- Eating: Caramel corn. One of a thousand splendid snacks sent over by my sweet mother.
- Listening to: Peter Bjorn & John.
- Wearing: My high-waisted denim, lace-up boots & a plain, gray sweatshirt. After all, it’s midterm week.
Hello, cheri, & good morning! (Because no matter the time this gets published, as I begin typing this post the tiny digital one in the top left-hand corner of my computer screen has blinked to a two, putting my verdict at 12:42 a.m. & still not asleep.)
1 a.m. isn’t such an atypical bedtime for a college student such as myself, but tonight I probably should have planned better. In just 5 short hours my alarm clock will begin humming, you see, & I’ll be on my way — eyes barely open — out the door & down the road to Area Relief Ministries to spend the morning waking up with a passel of new faces, & maybe even a few friends. The men I’ll be meeting with will be piling off of buses & up the stairs of the lofted lair they call their own, dragging behind them their fittings from the night they just spent on cots in the sanctuaries & gyms of different church buildings around town. At least I’ll have the luxury of getting out of bed this morning.
Area Relief is a local nonprofit working to combat homelessness and poverty in Jackson.
As for my purpose in being there, I’m documenting.
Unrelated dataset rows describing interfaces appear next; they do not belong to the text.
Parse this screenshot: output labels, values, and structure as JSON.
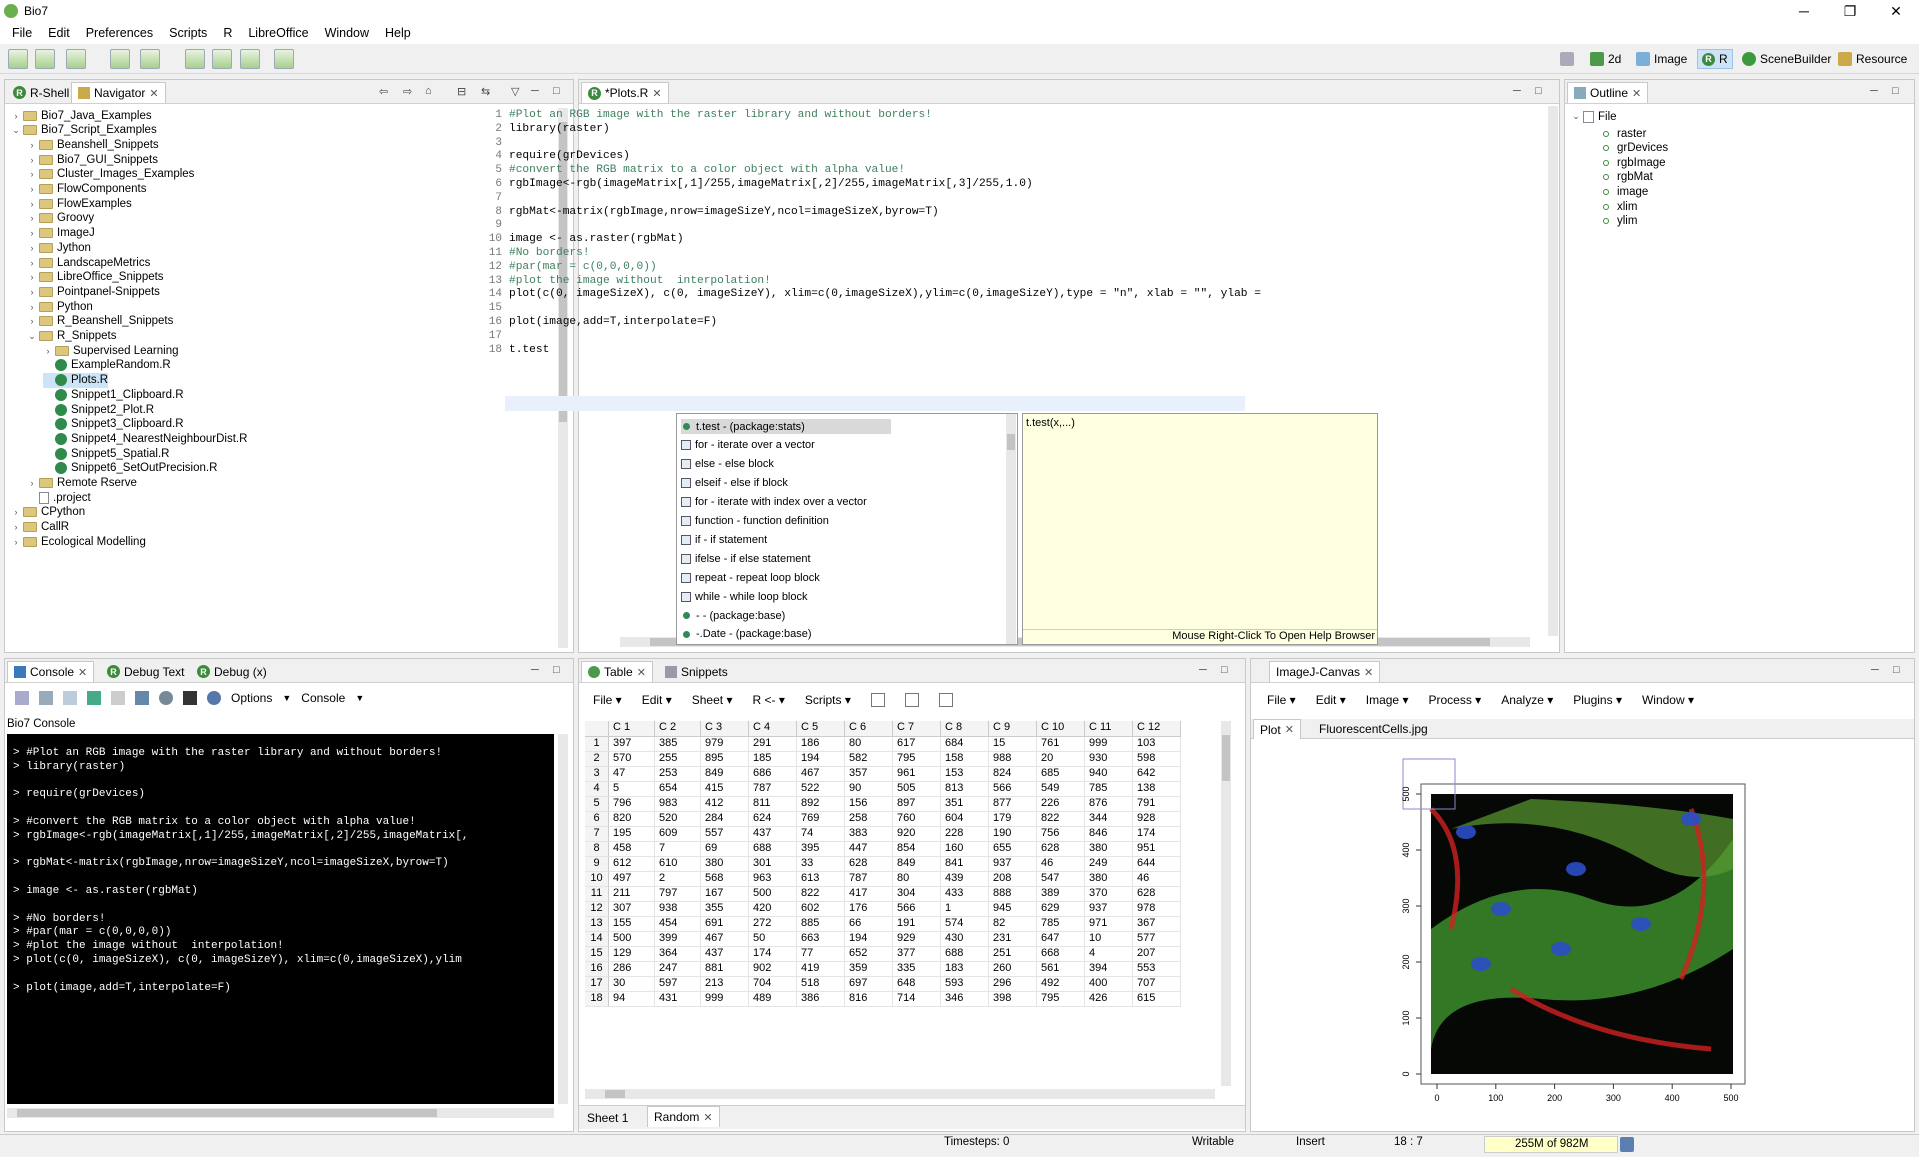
{
  "app": {
    "title": "Bio7"
  },
  "menu": [
    "File",
    "Edit",
    "Preferences",
    "Scripts",
    "R",
    "LibreOffice",
    "Window",
    "Help"
  ],
  "perspectives": [
    "2d",
    "Image",
    "R",
    "SceneBuilder",
    "Resource"
  ],
  "left_panel": {
    "tabs": [
      "R-Shell",
      "Navigator"
    ],
    "tree": [
      {
        "label": "Bio7_Java_Examples",
        "level": 0,
        "type": "folder",
        "arrow": "›"
      },
      {
        "label": "Bio7_Script_Examples",
        "level": 0,
        "type": "folder",
        "arrow": "⌄"
      },
      {
        "label": "Beanshell_Snippets",
        "level": 1,
        "type": "folder",
        "arrow": "›"
      },
      {
        "label": "Bio7_GUI_Snippets",
        "level": 1,
        "type": "folder",
        "arrow": "›"
      },
      {
        "label": "Cluster_Images_Examples",
        "level": 1,
        "type": "folder",
        "arrow": "›"
      },
      {
        "label": "FlowComponents",
        "level": 1,
        "type": "folder",
        "arrow": "›"
      },
      {
        "label": "FlowExamples",
        "level": 1,
        "type": "folder",
        "arrow": "›"
      },
      {
        "label": "Groovy",
        "level": 1,
        "type": "folder",
        "arrow": "›"
      },
      {
        "label": "ImageJ",
        "level": 1,
        "type": "folder",
        "arrow": "›"
      },
      {
        "label": "Jython",
        "level": 1,
        "type": "folder",
        "arrow": "›"
      },
      {
        "label": "LandscapeMetrics",
        "level": 1,
        "type": "folder",
        "arrow": "›"
      },
      {
        "label": "LibreOffice_Snippets",
        "level": 1,
        "type": "folder",
        "arrow": "›"
      },
      {
        "label": "Pointpanel-Snippets",
        "level": 1,
        "type": "folder",
        "arrow": "›"
      },
      {
        "label": "Python",
        "level": 1,
        "type": "folder",
        "arrow": "›"
      },
      {
        "label": "R_Beanshell_Snippets",
        "level": 1,
        "type": "folder",
        "arrow": "›"
      },
      {
        "label": "R_Snippets",
        "level": 1,
        "type": "folder",
        "arrow": "⌄"
      },
      {
        "label": "Supervised Learning",
        "level": 2,
        "type": "folder",
        "arrow": "›"
      },
      {
        "label": "ExampleRandom.R",
        "level": 2,
        "type": "file",
        "arrow": ""
      },
      {
        "label": "Plots.R",
        "level": 2,
        "type": "file",
        "arrow": "",
        "selected": true
      },
      {
        "label": "Snippet1_Clipboard.R",
        "level": 2,
        "type": "file",
        "arrow": ""
      },
      {
        "label": "Snippet2_Plot.R",
        "level": 2,
        "type": "file",
        "arrow": ""
      },
      {
        "label": "Snippet3_Clipboard.R",
        "level": 2,
        "type": "file",
        "arrow": ""
      },
      {
        "label": "Snippet4_NearestNeighbourDist.R",
        "level": 2,
        "type": "file",
        "arrow": ""
      },
      {
        "label": "Snippet5_Spatial.R",
        "level": 2,
        "type": "file",
        "arrow": ""
      },
      {
        "label": "Snippet6_SetOutPrecision.R",
        "level": 2,
        "type": "file",
        "arrow": ""
      },
      {
        "label": "Remote Rserve",
        "level": 1,
        "type": "folder",
        "arrow": "›"
      },
      {
        "label": ".project",
        "level": 1,
        "type": "doc",
        "arrow": ""
      },
      {
        "label": "CPython",
        "level": 0,
        "type": "folder",
        "arrow": "›"
      },
      {
        "label": "CallR",
        "level": 0,
        "type": "folder",
        "arrow": "›"
      },
      {
        "label": "Ecological Modelling",
        "level": 0,
        "type": "folder",
        "arrow": "›"
      }
    ]
  },
  "editor": {
    "tab": "*Plots.R",
    "lines": [
      {
        "n": "1",
        "text": "#Plot an RGB image with the raster library and without borders!",
        "comment": true
      },
      {
        "n": "2",
        "text": "library(raster)",
        "comment": false
      },
      {
        "n": "3",
        "text": "",
        "comment": false
      },
      {
        "n": "4",
        "text": "require(grDevices)",
        "comment": false
      },
      {
        "n": "5",
        "text": "#convert the RGB matrix to a color object with alpha value!",
        "comment": true
      },
      {
        "n": "6",
        "text": "rgbImage<-rgb(imageMatrix[,1]/255,imageMatrix[,2]/255,imageMatrix[,3]/255,1.0)",
        "comment": false
      },
      {
        "n": "7",
        "text": "",
        "comment": false
      },
      {
        "n": "8",
        "text": "rgbMat<-matrix(rgbImage,nrow=imageSizeY,ncol=imageSizeX,byrow=T)",
        "comment": false
      },
      {
        "n": "9",
        "text": "",
        "comment": false
      },
      {
        "n": "10",
        "text": "image <- as.raster(rgbMat)",
        "comment": false
      },
      {
        "n": "11",
        "text": "#No borders!",
        "comment": true
      },
      {
        "n": "12",
        "text": "#par(mar = c(0,0,0,0))",
        "comment": true
      },
      {
        "n": "13",
        "text": "#plot the image without  interpolation!",
        "comment": true
      },
      {
        "n": "14",
        "text": "plot(c(0, imageSizeX), c(0, imageSizeY), xlim=c(0,imageSizeX),ylim=c(0,imageSizeY),type = \"n\", xlab = \"\", ylab =",
        "comment": false
      },
      {
        "n": "15",
        "text": "",
        "comment": false
      },
      {
        "n": "16",
        "text": "plot(image,add=T,interpolate=F)",
        "comment": false
      },
      {
        "n": "17",
        "text": "",
        "comment": false
      },
      {
        "n": "18",
        "text": "t.test",
        "comment": false
      }
    ],
    "autocomplete": {
      "items": [
        {
          "label": "t.test - (package:stats)",
          "kind": "dot"
        },
        {
          "label": "for - iterate over a vector",
          "kind": "tpl"
        },
        {
          "label": "else - else block",
          "kind": "tpl"
        },
        {
          "label": "elseif - else if block",
          "kind": "tpl"
        },
        {
          "label": "for - iterate with index over a vector",
          "kind": "tpl"
        },
        {
          "label": "function - function definition",
          "kind": "tpl"
        },
        {
          "label": "if - if statement",
          "kind": "tpl"
        },
        {
          "label": "ifelse - if else statement",
          "kind": "tpl"
        },
        {
          "label": "repeat - repeat loop block",
          "kind": "tpl"
        },
        {
          "label": "while - while loop block",
          "kind": "tpl"
        },
        {
          "label": "- - (package:base)",
          "kind": "dot"
        },
        {
          "label": "-.Date - (package:base)",
          "kind": "dot"
        }
      ],
      "help_signature": "t.test(x,...)",
      "help_footer": "Mouse Right-Click To Open Help Browser"
    }
  },
  "outline": {
    "tab": "Outline",
    "root": "File",
    "items": [
      "raster",
      "grDevices",
      "rgbImage",
      "rgbMat",
      "image",
      "xlim",
      "ylim"
    ]
  },
  "console": {
    "tabs": [
      "Console",
      "Debug Text",
      "Debug (x)"
    ],
    "toolbar": {
      "options": "Options",
      "console": "Console"
    },
    "title": "Bio7 Console",
    "lines": [
      "> #Plot an RGB image with the raster library and without borders!",
      "> library(raster)",
      "",
      "> require(grDevices)",
      "",
      "> #convert the RGB matrix to a color object with alpha value!",
      "> rgbImage<-rgb(imageMatrix[,1]/255,imageMatrix[,2]/255,imageMatrix[,",
      "",
      "> rgbMat<-matrix(rgbImage,nrow=imageSizeY,ncol=imageSizeX,byrow=T)",
      "",
      "> image <- as.raster(rgbMat)",
      "",
      "> #No borders!",
      "> #par(mar = c(0,0,0,0))",
      "> #plot the image without  interpolation!",
      "> plot(c(0, imageSizeX), c(0, imageSizeY), xlim=c(0,imageSizeX),ylim",
      "",
      "> plot(image,add=T,interpolate=F)"
    ]
  },
  "table": {
    "tabs": [
      "Table",
      "Snippets"
    ],
    "menu": [
      "File",
      "Edit",
      "Sheet",
      "R <-",
      "Scripts"
    ],
    "columns": [
      "C 1",
      "C 2",
      "C 3",
      "C 4",
      "C 5",
      "C 6",
      "C 7",
      "C 8",
      "C 9",
      "C 10",
      "C 11",
      "C 12"
    ],
    "rows": [
      [
        "397",
        "385",
        "979",
        "291",
        "186",
        "80",
        "617",
        "684",
        "15",
        "761",
        "999",
        "103"
      ],
      [
        "570",
        "255",
        "895",
        "185",
        "194",
        "582",
        "795",
        "158",
        "988",
        "20",
        "930",
        "598"
      ],
      [
        "47",
        "253",
        "849",
        "686",
        "467",
        "357",
        "961",
        "153",
        "824",
        "685",
        "940",
        "642"
      ],
      [
        "5",
        "654",
        "415",
        "787",
        "522",
        "90",
        "505",
        "813",
        "566",
        "549",
        "785",
        "138"
      ],
      [
        "796",
        "983",
        "412",
        "811",
        "892",
        "156",
        "897",
        "351",
        "877",
        "226",
        "876",
        "791"
      ],
      [
        "820",
        "520",
        "284",
        "624",
        "769",
        "258",
        "760",
        "604",
        "179",
        "822",
        "344",
        "928"
      ],
      [
        "195",
        "609",
        "557",
        "437",
        "74",
        "383",
        "920",
        "228",
        "190",
        "756",
        "846",
        "174"
      ],
      [
        "458",
        "7",
        "69",
        "688",
        "395",
        "447",
        "854",
        "160",
        "655",
        "628",
        "380",
        "951"
      ],
      [
        "612",
        "610",
        "380",
        "301",
        "33",
        "628",
        "849",
        "841",
        "937",
        "46",
        "249",
        "644"
      ],
      [
        "497",
        "2",
        "568",
        "963",
        "613",
        "787",
        "80",
        "439",
        "208",
        "547",
        "380",
        "46"
      ],
      [
        "211",
        "797",
        "167",
        "500",
        "822",
        "417",
        "304",
        "433",
        "888",
        "389",
        "370",
        "628"
      ],
      [
        "307",
        "938",
        "355",
        "420",
        "602",
        "176",
        "566",
        "1",
        "945",
        "629",
        "937",
        "978"
      ],
      [
        "155",
        "454",
        "691",
        "272",
        "885",
        "66",
        "191",
        "574",
        "82",
        "785",
        "971",
        "367"
      ],
      [
        "500",
        "399",
        "467",
        "50",
        "663",
        "194",
        "929",
        "430",
        "231",
        "647",
        "10",
        "577"
      ],
      [
        "129",
        "364",
        "437",
        "174",
        "77",
        "652",
        "377",
        "688",
        "251",
        "668",
        "4",
        "207"
      ],
      [
        "286",
        "247",
        "881",
        "902",
        "419",
        "359",
        "335",
        "183",
        "260",
        "561",
        "394",
        "553"
      ],
      [
        "30",
        "597",
        "213",
        "704",
        "518",
        "697",
        "648",
        "593",
        "296",
        "492",
        "400",
        "707"
      ],
      [
        "94",
        "431",
        "999",
        "489",
        "386",
        "816",
        "714",
        "346",
        "398",
        "795",
        "426",
        "615"
      ]
    ],
    "sheets": [
      "Sheet 1",
      "Random"
    ]
  },
  "imagej": {
    "tab": "ImageJ-Canvas",
    "menu": [
      "File",
      "Edit",
      "Image",
      "Process",
      "Analyze",
      "Plugins",
      "Window"
    ],
    "subtabs": [
      "Plot",
      "FluorescentCells.jpg"
    ],
    "x_ticks": [
      "0",
      "100",
      "200",
      "300",
      "400",
      "500"
    ],
    "y_ticks": [
      "0",
      "100",
      "200",
      "300",
      "400",
      "500"
    ]
  },
  "status": {
    "timesteps": "Timesteps: 0",
    "writable": "Writable",
    "insert": "Insert",
    "position": "18 : 7",
    "memory": "255M of 982M"
  }
}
This semester I’m part of a photojournalism class that, each spring, undertakes a 16-week project. This year’s goal? To get a homeless shelter in town. And we’re building it with stories & stills.
I only just met the man I’ve been assigned to follow — the person whose life I’ve been asked to politely invite myself into — and he welcomed me with grace. We chatted over a cloud of coffee-cup steam about life, purpose, pasts, love & love lost. An hour later, it was time we both went on our way to school—GED classes for him, theory & research for me.
Not long ago, I had an enlightening conversation with a good friend & one of the realest people I’ve ever known. We were discussing empathy & our new-found soft hearts for those we’ve never met, or have never really bothered getting to know. Like I’ve said before, this is an essential element of not only who I am, but of my craft, as well. But the question remained: How hard do we come down on those who know us best? Certainly, strangers deserve our solace, but how much more so our brothers & sisters, community members, roommates, family & friends? Service shouldn’t be reserved for only those who visibly need it. After all, the whole idea goes hand-in-hand with grace. And that’s what grace is all about — being undeserved.
Here’s to all the lovelies in my life who have stooped to show me grace of late (for example, all of you for still reading my blog despite the recent gaps in posting. Sometimes college gets the better of me. Spring break is coming, though, along with much more blog updating, I hope!)